DATASET RECORDS:
********************

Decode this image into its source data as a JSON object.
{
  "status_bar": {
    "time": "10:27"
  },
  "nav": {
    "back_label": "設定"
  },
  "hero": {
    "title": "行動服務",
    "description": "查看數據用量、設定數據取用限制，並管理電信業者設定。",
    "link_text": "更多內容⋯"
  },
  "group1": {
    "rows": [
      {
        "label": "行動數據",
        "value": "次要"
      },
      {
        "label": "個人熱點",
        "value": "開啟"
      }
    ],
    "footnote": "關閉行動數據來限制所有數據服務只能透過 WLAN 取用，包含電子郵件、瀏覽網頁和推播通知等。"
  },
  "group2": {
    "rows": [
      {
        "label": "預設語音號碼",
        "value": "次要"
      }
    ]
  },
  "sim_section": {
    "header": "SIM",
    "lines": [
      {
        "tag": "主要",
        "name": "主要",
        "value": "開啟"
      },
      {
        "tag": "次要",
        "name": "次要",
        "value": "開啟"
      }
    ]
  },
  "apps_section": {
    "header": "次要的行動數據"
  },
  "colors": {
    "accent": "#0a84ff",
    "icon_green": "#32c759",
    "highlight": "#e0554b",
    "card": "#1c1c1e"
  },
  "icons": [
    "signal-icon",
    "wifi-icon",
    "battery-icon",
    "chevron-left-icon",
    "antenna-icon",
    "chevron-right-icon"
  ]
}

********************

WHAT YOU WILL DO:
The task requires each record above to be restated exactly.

ANSWER FOR THIS EXERCISE:
Decode this image into its source data as a JSON object.
{
  "status_bar": {
    "time": "10:27"
  },
  "nav": {
    "back_label": "設定"
  },
  "hero": {
    "title": "行動服務",
    "description": "查看數據用量、設定數據取用限制，並管理電信業者設定。",
    "link_text": "更多內容⋯"
  },
  "group1": {
    "rows": [
      {
        "label": "行動數據",
        "value": "次要"
      },
      {
        "label": "個人熱點",
        "value": "開啟"
      }
    ],
    "footnote": "關閉行動數據來限制所有數據服務只能透過 WLAN 取用，包含電子郵件、瀏覽網頁和推播通知等。"
  },
  "group2": {
    "rows": [
      {
        "label": "預設語音號碼",
        "value": "次要"
      }
    ]
  },
  "sim_section": {
    "header": "SIM",
    "lines": [
      {
        "tag": "主要",
        "name": "主要",
        "value": "開啟"
      },
      {
        "tag": "次要",
        "name": "次要",
        "value": "開啟"
      }
    ]
  },
  "apps_section": {
    "header": "次要的行動數據"
  },
  "colors": {
    "accent": "#0a84ff",
    "icon_green": "#32c759",
    "highlight": "#e0554b",
    "card": "#1c1c1e"
  },
  "icons": [
    "signal-icon",
    "wifi-icon",
    "battery-icon",
    "chevron-left-icon",
    "antenna-icon",
    "chevron-right-icon"
  ]
}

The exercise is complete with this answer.